# First Steps with GMT/Python¶

This tutorial will get you started with the basic usage of GMT/Python. Some of the examples shown here are from the GMT Tutorial.

The GMT modules are available as functions and classes in the gmt Python package. So we’ll start by importing it:

In [1]:

import gmt


## Our first map¶

All figure generation in GMT/Python is handled by the gmt.Figure class. It has methods to add layers to your figure, like a basemap, coastlines, and data.

We start a new figure by creating an instance of gmt.Figure:

In [2]:

fig = gmt.Figure()


We add elements to the figure using its methods. For example, lets add the coastlines of Central America to a 6 inch wide map using the Mercator projection (M). Our figure will also have a nice frame with automatic ticks.

In [3]:

fig.coast(region=[-90, -70, 0, 20], projection='M6i', land='chocolate',
frame=True)


You can see a preview of the figure directly in the Jupyter notebook using fig.show().

In [4]:

fig.show()

Out[4]:


To open a PDF preview of the figure using your default PDF viewer use:

fig.show(method='external')


This is useful when using the Python shell or IPython terminal app. However, this command will not interrupt your Python process. So using it in a Python script will not work because the script will finish and delete the generated previews. Use fig.savefig to save the figure to a file instead (see below).

There is also the option of inserting the figure in an interactive globe using NASA’s WorldWind Web. See option external='globe' in the examples below.

## A note for experienced GMT users¶

You’ll probably have noticed several things that are different from classic command-line GMT. Many of these changes reflect the new GMT modern execution mode that will be part of the future 6.0 release. A few are GMT/Python exclusive (like the long argument names).

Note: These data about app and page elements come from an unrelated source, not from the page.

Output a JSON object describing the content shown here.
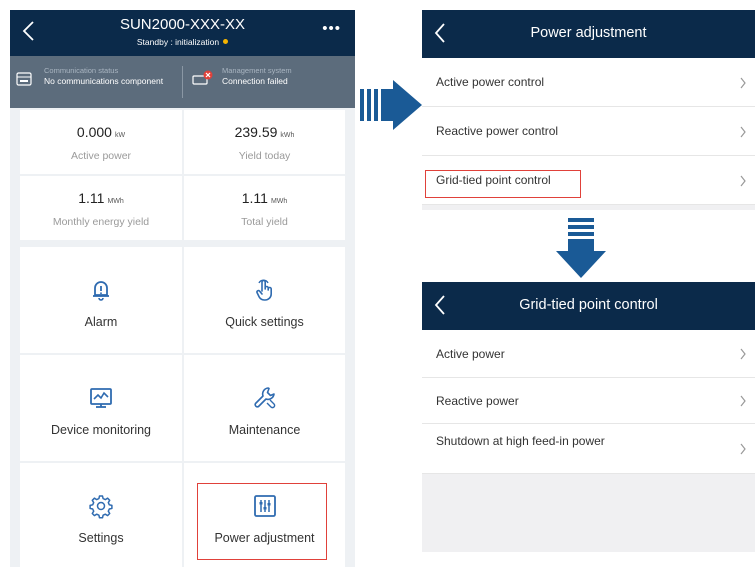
{
  "device": {
    "title": "SUN2000-XXX-XX",
    "status_text": "Standby : initialization",
    "status_dot_color": "#f5b400"
  },
  "status_bar": {
    "comm_label": "Communication status",
    "comm_value": "No communications component",
    "comm_icon": "communication-card-icon",
    "mgmt_label": "Management system",
    "mgmt_value": "Connection failed",
    "mgmt_icon": "cloud-error-icon"
  },
  "stats": [
    {
      "value": "0.000",
      "unit": "kW",
      "label": "Active power"
    },
    {
      "value": "239.59",
      "unit": "kWh",
      "label": "Yield today"
    },
    {
      "value": "1.11",
      "unit": "MWh",
      "label": "Monthly energy yield"
    },
    {
      "value": "1.11",
      "unit": "MWh",
      "label": "Total yield"
    }
  ],
  "tiles": [
    {
      "label": "Alarm",
      "icon": "bell-alert-icon"
    },
    {
      "label": "Quick settings",
      "icon": "hand-pointer-icon"
    },
    {
      "label": "Device monitoring",
      "icon": "monitor-chart-icon"
    },
    {
      "label": "Maintenance",
      "icon": "wrench-icon"
    },
    {
      "label": "Settings",
      "icon": "gear-icon"
    },
    {
      "label": "Power adjustment",
      "icon": "sliders-icon"
    }
  ],
  "power_adjustment": {
    "title": "Power adjustment",
    "items": [
      "Active power control",
      "Reactive power control",
      "Grid-tied point control"
    ]
  },
  "grid_tied": {
    "title": "Grid-tied point control",
    "items": [
      "Active power",
      "Reactive power",
      "Shutdown at high feed-in power"
    ]
  },
  "colors": {
    "header": "#0b2a4a",
    "status_bar": "#5c6c7c",
    "highlight": "#e0413a",
    "arrow": "#1a5a96",
    "icon_blue": "#2f6bb0"
  }
}
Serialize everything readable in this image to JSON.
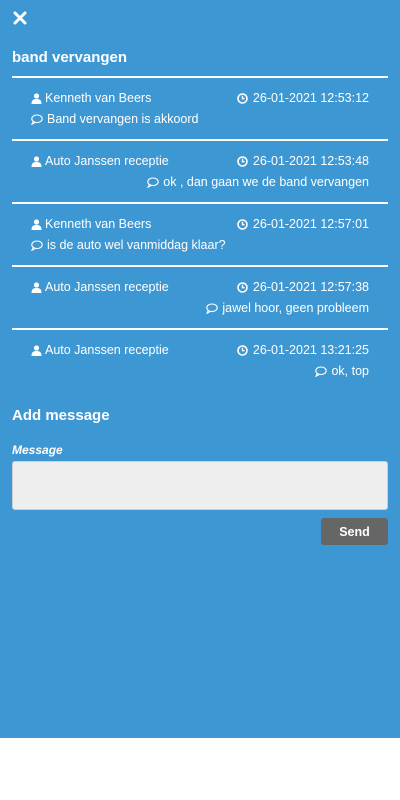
{
  "header": {
    "close_icon": "close-icon",
    "title": "band vervangen"
  },
  "messages": [
    {
      "author": "Kenneth van Beers",
      "time": "26-01-2021 12:53:12",
      "text": "Band vervangen is akkoord",
      "align": "left"
    },
    {
      "author": "Auto Janssen receptie",
      "time": "26-01-2021 12:53:48",
      "text": "ok , dan gaan we de band vervangen",
      "align": "right"
    },
    {
      "author": "Kenneth van Beers",
      "time": "26-01-2021 12:57:01",
      "text": "is de auto wel vanmiddag klaar?",
      "align": "left"
    },
    {
      "author": "Auto Janssen receptie",
      "time": "26-01-2021 12:57:38",
      "text": "jawel hoor, geen probleem",
      "align": "right"
    },
    {
      "author": "Auto Janssen receptie",
      "time": "26-01-2021 13:21:25",
      "text": "ok, top",
      "align": "right"
    }
  ],
  "form": {
    "heading": "Add message",
    "message_label": "Message",
    "message_value": "",
    "send_label": "Send"
  },
  "icons": {
    "author": "user-icon",
    "time": "clock-icon",
    "text": "speech-bubble-icon"
  },
  "colors": {
    "panel_bg": "#3d97d3",
    "send_button_bg": "#666666",
    "input_bg": "#eeeeee"
  }
}
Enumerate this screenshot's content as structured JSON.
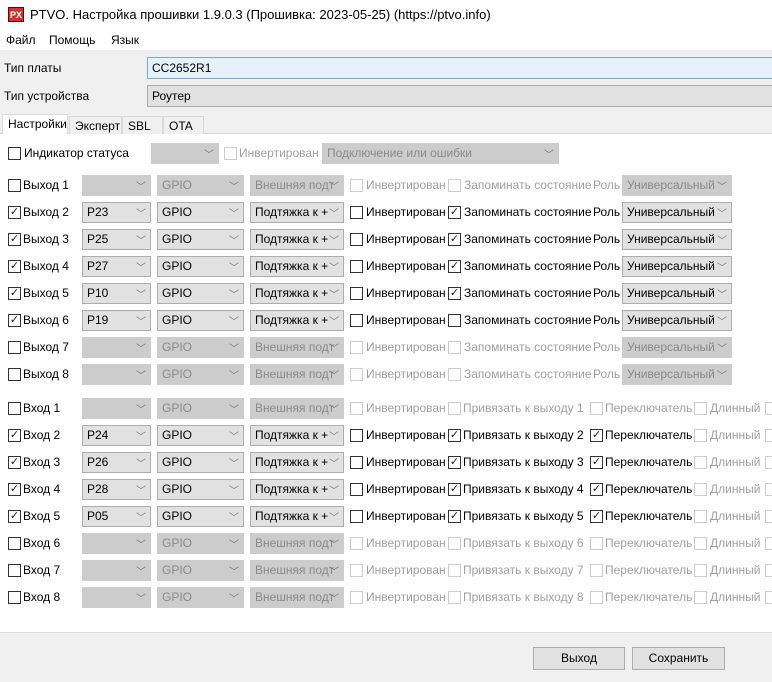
{
  "window": {
    "title": "PTVO. Настройка прошивки 1.9.0.3 (Прошивка: 2023-05-25) (https://ptvo.info)",
    "icon_text": "PX"
  },
  "menu": [
    "Файл",
    "Помощь",
    "Язык"
  ],
  "board": {
    "label": "Тип платы",
    "value": "CC2652R1"
  },
  "device": {
    "label": "Тип устройства",
    "value": "Роутер"
  },
  "tabs": [
    "Настройки",
    "Эксперт",
    "SBL",
    "OTA"
  ],
  "status": {
    "label": "Индикатор статуса",
    "checked": false,
    "pin": "",
    "invert_label": "Инвертирован",
    "mode": "Подключение или ошибки"
  },
  "labels": {
    "inverted": "Инвертирован",
    "remember": "Запоминать состояние",
    "role": "Роль",
    "bind_prefix": "Привязать к выходу",
    "switch": "Переключатель",
    "long": "Длинный"
  },
  "outputs": [
    {
      "label": "Выход 1",
      "checked": false,
      "pin": "",
      "type": "GPIO",
      "pull": "Внешняя подт",
      "inverted": false,
      "remember": false,
      "role": "Универсальный",
      "enabled": false
    },
    {
      "label": "Выход 2",
      "checked": true,
      "pin": "P23",
      "type": "GPIO",
      "pull": "Подтяжка к +",
      "inverted": false,
      "remember": true,
      "role": "Универсальный",
      "enabled": true
    },
    {
      "label": "Выход 3",
      "checked": true,
      "pin": "P25",
      "type": "GPIO",
      "pull": "Подтяжка к +",
      "inverted": false,
      "remember": true,
      "role": "Универсальный",
      "enabled": true
    },
    {
      "label": "Выход 4",
      "checked": true,
      "pin": "P27",
      "type": "GPIO",
      "pull": "Подтяжка к +",
      "inverted": false,
      "remember": true,
      "role": "Универсальный",
      "enabled": true
    },
    {
      "label": "Выход 5",
      "checked": true,
      "pin": "P10",
      "type": "GPIO",
      "pull": "Подтяжка к +",
      "inverted": false,
      "remember": true,
      "role": "Универсальный",
      "enabled": true
    },
    {
      "label": "Выход 6",
      "checked": true,
      "pin": "P19",
      "type": "GPIO",
      "pull": "Подтяжка к +",
      "inverted": false,
      "remember": false,
      "role": "Универсальный",
      "enabled": true
    },
    {
      "label": "Выход 7",
      "checked": false,
      "pin": "",
      "type": "GPIO",
      "pull": "Внешняя подт",
      "inverted": false,
      "remember": false,
      "role": "Универсальный",
      "enabled": false
    },
    {
      "label": "Выход 8",
      "checked": false,
      "pin": "",
      "type": "GPIO",
      "pull": "Внешняя подт",
      "inverted": false,
      "remember": false,
      "role": "Универсальный",
      "enabled": false
    }
  ],
  "inputs": [
    {
      "label": "Вход 1",
      "checked": false,
      "pin": "",
      "type": "GPIO",
      "pull": "Внешняя подт",
      "inverted": false,
      "bind": "Привязать к выходу 1",
      "bound": false,
      "switch": false,
      "long": false,
      "enabled": false
    },
    {
      "label": "Вход 2",
      "checked": true,
      "pin": "P24",
      "type": "GPIO",
      "pull": "Подтяжка к +",
      "inverted": false,
      "bind": "Привязать к выходу 2",
      "bound": true,
      "switch": true,
      "long": false,
      "enabled": true
    },
    {
      "label": "Вход 3",
      "checked": true,
      "pin": "P26",
      "type": "GPIO",
      "pull": "Подтяжка к +",
      "inverted": false,
      "bind": "Привязать к выходу 3",
      "bound": true,
      "switch": true,
      "long": false,
      "enabled": true
    },
    {
      "label": "Вход 4",
      "checked": true,
      "pin": "P28",
      "type": "GPIO",
      "pull": "Подтяжка к +",
      "inverted": false,
      "bind": "Привязать к выходу 4",
      "bound": true,
      "switch": true,
      "long": false,
      "enabled": true
    },
    {
      "label": "Вход 5",
      "checked": true,
      "pin": "P05",
      "type": "GPIO",
      "pull": "Подтяжка к +",
      "inverted": false,
      "bind": "Привязать к выходу 5",
      "bound": true,
      "switch": true,
      "long": false,
      "enabled": true
    },
    {
      "label": "Вход 6",
      "checked": false,
      "pin": "",
      "type": "GPIO",
      "pull": "Внешняя подт",
      "inverted": false,
      "bind": "Привязать к выходу 6",
      "bound": false,
      "switch": false,
      "long": false,
      "enabled": false
    },
    {
      "label": "Вход 7",
      "checked": false,
      "pin": "",
      "type": "GPIO",
      "pull": "Внешняя подт",
      "inverted": false,
      "bind": "Привязать к выходу 7",
      "bound": false,
      "switch": false,
      "long": false,
      "enabled": false
    },
    {
      "label": "Вход 8",
      "checked": false,
      "pin": "",
      "type": "GPIO",
      "pull": "Внешняя подт",
      "inverted": false,
      "bind": "Привязать к выходу 8",
      "bound": false,
      "switch": false,
      "long": false,
      "enabled": false
    }
  ],
  "buttons": {
    "exit": "Выход",
    "save": "Сохранить"
  }
}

1. The name of method is coast instead of pscoast. As a general rule, all ps* modules had their ps removed. The exceptions are: psxy == plot, psxyz == plot3d, and psscale == colorbar.
2. The arguments don’t use the GMT 1-letter syntax (R, J, B, etc). Those are still available as aliases and the methods will accept them (see below).
3. Arguments like region can take lists instead of strings like 1/2/3/4. You can still use the string form but the list form is easier in Python.
4. If a GMT argument has no options (like -B instead of -Baf), use a True value instead. An empty string would also be acceptable.
5. There is no output redirecting to a PostScript file. The figure is generated in the background and will only be shown or saved when you ask for it.

We could have generated the figure above using the classic GMT argument names (but not the module names):

In [5]:

fig_alias = gmt.Figure()
fig_alias.coast(R='-90/-70/0/20', J='M6i', G='gray', S="blue", B=True)
fig_alias.show()

Out[5]:


## Saving the figure¶

Unlike the GMT command-line interface, no figure file was generated until you ask for one.
That means that fig.show won’t produce a figure file.

Use method fig.savefig (based on the matplotlib function) to save your figure:

In [6]:

fig.savefig('first-steps-central-america.png')


If you’re running a Python script, you can tell fig.savefig to open the figure in an external viewer:

fig.savefig('first-steps-central-america.png', show=True)